Copy every line below. Do not alter any of them.

• Record set:
==============================
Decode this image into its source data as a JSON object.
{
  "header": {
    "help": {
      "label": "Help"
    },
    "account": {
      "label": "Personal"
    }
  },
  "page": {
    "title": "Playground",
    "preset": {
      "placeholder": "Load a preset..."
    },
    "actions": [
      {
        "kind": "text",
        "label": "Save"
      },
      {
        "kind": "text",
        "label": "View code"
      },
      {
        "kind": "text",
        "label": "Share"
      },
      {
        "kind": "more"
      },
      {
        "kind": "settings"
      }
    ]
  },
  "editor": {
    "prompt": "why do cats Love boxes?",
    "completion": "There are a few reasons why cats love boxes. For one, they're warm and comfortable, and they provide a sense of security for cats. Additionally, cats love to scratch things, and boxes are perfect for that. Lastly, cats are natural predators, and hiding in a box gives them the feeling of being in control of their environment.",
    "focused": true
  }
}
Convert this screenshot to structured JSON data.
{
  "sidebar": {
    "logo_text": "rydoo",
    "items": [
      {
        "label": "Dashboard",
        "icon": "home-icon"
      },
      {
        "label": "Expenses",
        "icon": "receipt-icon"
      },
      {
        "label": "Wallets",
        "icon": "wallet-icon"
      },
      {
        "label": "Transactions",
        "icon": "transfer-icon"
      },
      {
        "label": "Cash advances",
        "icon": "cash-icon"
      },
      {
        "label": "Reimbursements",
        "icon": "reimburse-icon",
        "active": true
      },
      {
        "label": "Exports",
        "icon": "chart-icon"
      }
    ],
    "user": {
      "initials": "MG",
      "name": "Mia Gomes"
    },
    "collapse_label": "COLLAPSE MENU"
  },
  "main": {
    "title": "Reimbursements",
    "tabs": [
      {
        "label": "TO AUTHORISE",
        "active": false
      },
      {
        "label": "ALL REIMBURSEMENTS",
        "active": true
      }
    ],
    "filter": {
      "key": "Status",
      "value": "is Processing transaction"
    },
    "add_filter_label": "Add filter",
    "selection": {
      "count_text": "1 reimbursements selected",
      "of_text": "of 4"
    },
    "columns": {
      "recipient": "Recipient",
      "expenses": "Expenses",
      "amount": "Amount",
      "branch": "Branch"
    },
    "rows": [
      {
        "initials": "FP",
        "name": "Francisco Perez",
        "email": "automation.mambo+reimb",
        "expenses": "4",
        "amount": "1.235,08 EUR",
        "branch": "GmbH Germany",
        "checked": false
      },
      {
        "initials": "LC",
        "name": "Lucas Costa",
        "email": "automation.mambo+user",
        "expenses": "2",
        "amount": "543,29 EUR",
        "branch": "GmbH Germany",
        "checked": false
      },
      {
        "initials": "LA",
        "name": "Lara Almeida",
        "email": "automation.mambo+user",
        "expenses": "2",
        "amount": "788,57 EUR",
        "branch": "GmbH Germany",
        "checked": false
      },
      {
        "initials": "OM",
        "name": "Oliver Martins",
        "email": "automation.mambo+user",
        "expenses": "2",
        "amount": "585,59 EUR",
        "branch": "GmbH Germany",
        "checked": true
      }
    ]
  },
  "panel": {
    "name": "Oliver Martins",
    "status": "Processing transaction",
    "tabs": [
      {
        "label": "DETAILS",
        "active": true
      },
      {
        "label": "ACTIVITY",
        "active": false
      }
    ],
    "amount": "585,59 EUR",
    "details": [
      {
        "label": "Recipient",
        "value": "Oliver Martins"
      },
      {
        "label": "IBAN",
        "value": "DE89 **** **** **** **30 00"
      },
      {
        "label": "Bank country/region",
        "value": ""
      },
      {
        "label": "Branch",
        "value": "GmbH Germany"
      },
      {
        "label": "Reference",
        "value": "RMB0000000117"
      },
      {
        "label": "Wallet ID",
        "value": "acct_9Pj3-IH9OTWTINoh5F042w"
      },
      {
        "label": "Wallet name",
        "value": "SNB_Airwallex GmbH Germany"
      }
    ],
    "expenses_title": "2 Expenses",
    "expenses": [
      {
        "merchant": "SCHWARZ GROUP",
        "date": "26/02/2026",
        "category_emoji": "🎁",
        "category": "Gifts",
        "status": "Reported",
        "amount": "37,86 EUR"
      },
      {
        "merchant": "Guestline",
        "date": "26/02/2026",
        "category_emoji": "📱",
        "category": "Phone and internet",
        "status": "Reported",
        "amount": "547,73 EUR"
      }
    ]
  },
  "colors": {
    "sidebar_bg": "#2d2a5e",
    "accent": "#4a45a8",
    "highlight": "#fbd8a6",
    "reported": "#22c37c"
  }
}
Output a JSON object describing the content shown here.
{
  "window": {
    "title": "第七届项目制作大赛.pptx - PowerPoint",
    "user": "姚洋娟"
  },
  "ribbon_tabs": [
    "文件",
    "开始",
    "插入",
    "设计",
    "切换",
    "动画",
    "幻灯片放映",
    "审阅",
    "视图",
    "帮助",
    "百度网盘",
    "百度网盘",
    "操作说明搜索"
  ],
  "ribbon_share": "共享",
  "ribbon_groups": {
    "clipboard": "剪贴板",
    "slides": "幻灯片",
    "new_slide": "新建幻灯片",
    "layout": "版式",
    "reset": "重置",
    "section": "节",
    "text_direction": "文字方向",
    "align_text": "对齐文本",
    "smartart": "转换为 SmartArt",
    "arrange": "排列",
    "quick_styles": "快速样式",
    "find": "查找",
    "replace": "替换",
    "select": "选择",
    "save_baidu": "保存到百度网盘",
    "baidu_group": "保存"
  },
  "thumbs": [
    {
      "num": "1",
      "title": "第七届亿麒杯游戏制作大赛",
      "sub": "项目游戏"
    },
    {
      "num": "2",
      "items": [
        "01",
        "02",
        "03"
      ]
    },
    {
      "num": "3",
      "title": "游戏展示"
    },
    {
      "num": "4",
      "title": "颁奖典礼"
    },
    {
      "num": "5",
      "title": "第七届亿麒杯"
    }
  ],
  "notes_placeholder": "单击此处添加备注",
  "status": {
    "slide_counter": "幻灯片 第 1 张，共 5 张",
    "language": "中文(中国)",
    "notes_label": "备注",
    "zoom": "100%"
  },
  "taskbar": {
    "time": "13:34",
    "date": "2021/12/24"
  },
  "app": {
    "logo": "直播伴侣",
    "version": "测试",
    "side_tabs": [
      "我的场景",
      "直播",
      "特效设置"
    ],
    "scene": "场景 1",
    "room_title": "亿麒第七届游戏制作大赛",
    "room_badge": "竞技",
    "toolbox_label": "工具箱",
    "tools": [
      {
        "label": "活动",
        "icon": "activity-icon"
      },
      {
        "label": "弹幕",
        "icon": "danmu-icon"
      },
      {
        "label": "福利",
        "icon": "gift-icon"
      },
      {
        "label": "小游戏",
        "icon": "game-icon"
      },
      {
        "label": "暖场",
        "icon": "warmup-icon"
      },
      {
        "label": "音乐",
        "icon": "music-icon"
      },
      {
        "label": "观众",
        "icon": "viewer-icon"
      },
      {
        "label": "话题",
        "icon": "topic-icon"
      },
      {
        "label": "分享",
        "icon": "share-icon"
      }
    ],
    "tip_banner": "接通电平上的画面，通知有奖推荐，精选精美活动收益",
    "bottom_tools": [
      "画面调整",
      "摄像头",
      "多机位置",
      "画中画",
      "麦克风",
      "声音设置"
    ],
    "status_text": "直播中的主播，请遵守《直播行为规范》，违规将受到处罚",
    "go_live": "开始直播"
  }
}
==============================
• Written response:
Decode this image into its source data as a JSON object.
{
  "header": {
    "help": {
      "label": "Help"
    },
    "account": {
      "label": "Personal"
    }
  },
  "page": {
    "title": "Playground",
    "preset": {
      "placeholder": "Load a preset..."
    },
    "actions": [
      {
        "kind": "text",
        "label": "Save"
      },
      {
        "kind": "text",
        "label": "View code"
      },
      {
        "kind": "text",
        "label": "Share"
      },
      {
        "kind": "more"
      },
      {
        "kind": "settings"
      }
    ]
  },
  "editor": {
    "prompt": "why do cats Love boxes?",
    "completion": "There are a few reasons why cats love boxes. For one, they're warm and comfortable, and they provide a sense of security for cats. Additionally, cats love to scratch things, and boxes are perfect for that. Lastly, cats are natural predators, and hiding in a box gives them the feeling of being in control of their environment.",
    "focused": true
  }
}
Convert this screenshot to structured JSON data.
{
  "sidebar": {
    "logo_text": "rydoo",
    "items": [
      {
        "label": "Dashboard",
        "icon": "home-icon"
      },
      {
        "label": "Expenses",
        "icon": "receipt-icon"
      },
      {
        "label": "Wallets",
        "icon": "wallet-icon"
      },
      {
        "label": "Transactions",
        "icon": "transfer-icon"
      },
      {
        "label": "Cash advances",
        "icon": "cash-icon"
      },
      {
        "label": "Reimbursements",
        "icon": "reimburse-icon",
        "active": true
      },
      {
        "label": "Exports",
        "icon": "chart-icon"
      }
    ],
    "user": {
      "initials": "MG",
      "name": "Mia Gomes"
    },
    "collapse_label": "COLLAPSE MENU"
  },
  "main": {
    "title": "Reimbursements",
    "tabs": [
      {
        "label": "TO AUTHORISE",
        "active": false
      },
      {
        "label": "ALL REIMBURSEMENTS",
        "active": true
      }
    ],
    "filter": {
      "key": "Status",
      "value": "is Processing transaction"
    },
    "add_filter_label": "Add filter",
    "selection": {
      "count_text": "1 reimbursements selected",
      "of_text": "of 4"
    },
    "columns": {
      "recipient": "Recipient",
      "expenses": "Expenses",
      "amount": "Amount",
      "branch": "Branch"
    },
    "rows": [
      {
        "initials": "FP",
        "name": "Francisco Perez",
        "email": "automation.mambo+reimb",
        "expenses": "4",
        "amount": "1.235,08 EUR",
        "branch": "GmbH Germany",
        "checked": false
      },
      {
        "initials": "LC",
        "name": "Lucas Costa",
        "email": "automation.mambo+user",
        "expenses": "2",
        "amount": "543,29 EUR",
        "branch": "GmbH Germany",
        "checked": false
      },
      {
        "initials": "LA",
        "name": "Lara Almeida",
        "email": "automation.mambo+user",
        "expenses": "2",
        "amount": "788,57 EUR",
        "branch": "GmbH Germany",
        "checked": false
      },
      {
        "initials": "OM",
        "name": "Oliver Martins",
        "email": "automation.mambo+user",
        "expenses": "2",
        "amount": "585,59 EUR",
        "branch": "GmbH Germany",
        "checked": true
      }
    ]
  },
  "panel": {
    "name": "Oliver Martins",
    "status": "Processing transaction",
    "tabs": [
      {
        "label": "DETAILS",
        "active": true
      },
      {
        "label": "ACTIVITY",
        "active": false
      }
    ],
    "amount": "585,59 EUR",
    "details": [
      {
        "label": "Recipient",
        "value": "Oliver Martins"
      },
      {
        "label": "IBAN",
        "value": "DE89 **** **** **** **30 00"
      },
      {
        "label": "Bank country/region",
        "value": ""
      },
      {
        "label": "Branch",
        "value": "GmbH Germany"
      },
      {
        "label": "Reference",
        "value": "RMB0000000117"
      },
      {
        "label": "Wallet ID",
        "value": "acct_9Pj3-IH9OTWTINoh5F042w"
      },
      {
        "label": "Wallet name",
        "value": "SNB_Airwallex GmbH Germany"
      }
    ],
    "expenses_title": "2 Expenses",
    "expenses": [
      {
        "merchant": "SCHWARZ GROUP",
        "date": "26/02/2026",
        "category_emoji": "🎁",
        "category": "Gifts",
        "status": "Reported",
        "amount": "37,86 EUR"
      },
      {
        "merchant": "Guestline",
        "date": "26/02/2026",
        "category_emoji": "📱",
        "category": "Phone and internet",
        "status": "Reported",
        "amount": "547,73 EUR"
      }
    ]
  },
  "colors": {
    "sidebar_bg": "#2d2a5e",
    "accent": "#4a45a8",
    "highlight": "#fbd8a6",
    "reported": "#22c37c"
  }
}
Output a JSON object describing the content shown here.
{
  "window": {
    "title": "第七届项目制作大赛.pptx - PowerPoint",
    "user": "姚洋娟"
  },
  "ribbon_tabs": [
    "文件",
    "开始",
    "插入",
    "设计",
    "切换",
    "动画",
    "幻灯片放映",
    "审阅",
    "视图",
    "帮助",
    "百度网盘",
    "百度网盘",
    "操作说明搜索"
  ],
  "ribbon_share": "共享",
  "ribbon_groups": {
    "clipboard": "剪贴板",
    "slides": "幻灯片",
    "new_slide": "新建幻灯片",
    "layout": "版式",
    "reset": "重置",
    "section": "节",
    "text_direction": "文字方向",
    "align_text": "对齐文本",
    "smartart": "转换为 SmartArt",
    "arrange": "排列",
    "quick_styles": "快速样式",
    "find": "查找",
    "replace": "替换",
    "select": "选择",
    "save_baidu": "保存到百度网盘",
    "baidu_group": "保存"
  },
  "thumbs": [
    {
      "num": "1",
      "title": "第七届亿麒杯游戏制作大赛",
      "sub": "项目游戏"
    },
    {
      "num": "2",
      "items": [
        "01",
        "02",
        "03"
      ]
    },
    {
      "num": "3",
      "title": "游戏展示"
    },
    {
      "num": "4",
      "title": "颁奖典礼"
    },
    {
      "num": "5",
      "title": "第七届亿麒杯"
    }
  ],
  "notes_placeholder": "单击此处添加备注",
  "status": {
    "slide_counter": "幻灯片 第 1 张，共 5 张",
    "language": "中文(中国)",
    "notes_label": "备注",
    "zoom": "100%"
  },
  "taskbar": {
    "time": "13:34",
    "date": "2021/12/24"
  },
  "app": {
    "logo": "直播伴侣",
    "version": "测试",
    "side_tabs": [
      "我的场景",
      "直播",
      "特效设置"
    ],
    "scene": "场景 1",
    "room_title": "亿麒第七届游戏制作大赛",
    "room_badge": "竞技",
    "toolbox_label": "工具箱",
    "tools": [
      {
        "label": "活动",
        "icon": "activity-icon"
      },
      {
        "label": "弹幕",
        "icon": "danmu-icon"
      },
      {
        "label": "福利",
        "icon": "gift-icon"
      },
      {
        "label": "小游戏",
        "icon": "game-icon"
      },
      {
        "label": "暖场",
        "icon": "warmup-icon"
      },
      {
        "label": "音乐",
        "icon": "music-icon"
      },
      {
        "label": "观众",
        "icon": "viewer-icon"
      },
      {
        "label": "话题",
        "icon": "topic-icon"
      },
      {
        "label": "分享",
        "icon": "share-icon"
      }
    ],
    "tip_banner": "接通电平上的画面，通知有奖推荐，精选精美活动收益",
    "bottom_tools": [
      "画面调整",
      "摄像头",
      "多机位置",
      "画中画",
      "麦克风",
      "声音设置"
    ],
    "status_text": "直播中的主播，请遵守《直播行为规范》，违规将受到处罚",
    "go_live": "开始直播"
  }
}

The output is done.